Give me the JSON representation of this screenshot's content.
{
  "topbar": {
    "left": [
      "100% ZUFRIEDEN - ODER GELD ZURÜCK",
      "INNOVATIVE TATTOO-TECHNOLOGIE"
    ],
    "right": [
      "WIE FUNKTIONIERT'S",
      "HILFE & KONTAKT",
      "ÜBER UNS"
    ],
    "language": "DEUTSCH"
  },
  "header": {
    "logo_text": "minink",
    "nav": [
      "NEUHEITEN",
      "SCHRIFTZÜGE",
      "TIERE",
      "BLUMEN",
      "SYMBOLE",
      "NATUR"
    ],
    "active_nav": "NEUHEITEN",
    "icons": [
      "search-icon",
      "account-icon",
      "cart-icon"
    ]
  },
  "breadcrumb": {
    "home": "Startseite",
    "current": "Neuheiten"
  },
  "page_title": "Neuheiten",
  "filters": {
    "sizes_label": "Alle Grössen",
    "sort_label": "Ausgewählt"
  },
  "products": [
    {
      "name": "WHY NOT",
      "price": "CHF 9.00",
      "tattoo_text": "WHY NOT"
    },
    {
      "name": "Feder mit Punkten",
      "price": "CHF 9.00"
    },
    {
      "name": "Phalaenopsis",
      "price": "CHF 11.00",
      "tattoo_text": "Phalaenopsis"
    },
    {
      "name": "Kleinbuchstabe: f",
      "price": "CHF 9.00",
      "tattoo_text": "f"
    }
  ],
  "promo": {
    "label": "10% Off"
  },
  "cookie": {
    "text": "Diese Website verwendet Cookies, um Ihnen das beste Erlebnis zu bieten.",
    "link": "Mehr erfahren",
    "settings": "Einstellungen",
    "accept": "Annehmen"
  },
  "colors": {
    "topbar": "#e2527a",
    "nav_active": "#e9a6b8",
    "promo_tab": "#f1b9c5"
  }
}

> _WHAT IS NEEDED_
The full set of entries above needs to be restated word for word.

> _FINISHED TASK_
Give me the JSON representation of this screenshot's content.
{
  "topbar": {
    "left": [
      "100% ZUFRIEDEN - ODER GELD ZURÜCK",
      "INNOVATIVE TATTOO-TECHNOLOGIE"
    ],
    "right": [
      "WIE FUNKTIONIERT'S",
      "HILFE & KONTAKT",
      "ÜBER UNS"
    ],
    "language": "DEUTSCH"
  },
  "header": {
    "logo_text": "minink",
    "nav": [
      "NEUHEITEN",
      "SCHRIFTZÜGE",
      "TIERE",
      "BLUMEN",
      "SYMBOLE",
      "NATUR"
    ],
    "active_nav": "NEUHEITEN",
    "icons": [
      "search-icon",
      "account-icon",
      "cart-icon"
    ]
  },
  "breadcrumb": {
    "home": "Startseite",
    "current": "Neuheiten"
  },
  "page_title": "Neuheiten",
  "filters": {
    "sizes_label": "Alle Grössen",
    "sort_label": "Ausgewählt"
  },
  "products": [
    {
      "name": "WHY NOT",
      "price": "CHF 9.00",
      "tattoo_text": "WHY NOT"
    },
    {
      "name": "Feder mit Punkten",
      "price": "CHF 9.00"
    },
    {
      "name": "Phalaenopsis",
      "price": "CHF 11.00",
      "tattoo_text": "Phalaenopsis"
    },
    {
      "name": "Kleinbuchstabe: f",
      "price": "CHF 9.00",
      "tattoo_text": "f"
    }
  ],
  "promo": {
    "label": "10% Off"
  },
  "cookie": {
    "text": "Diese Website verwendet Cookies, um Ihnen das beste Erlebnis zu bieten.",
    "link": "Mehr erfahren",
    "settings": "Einstellungen",
    "accept": "Annehmen"
  },
  "colors": {
    "topbar": "#e2527a",
    "nav_active": "#e9a6b8",
    "promo_tab": "#f1b9c5"
  }
}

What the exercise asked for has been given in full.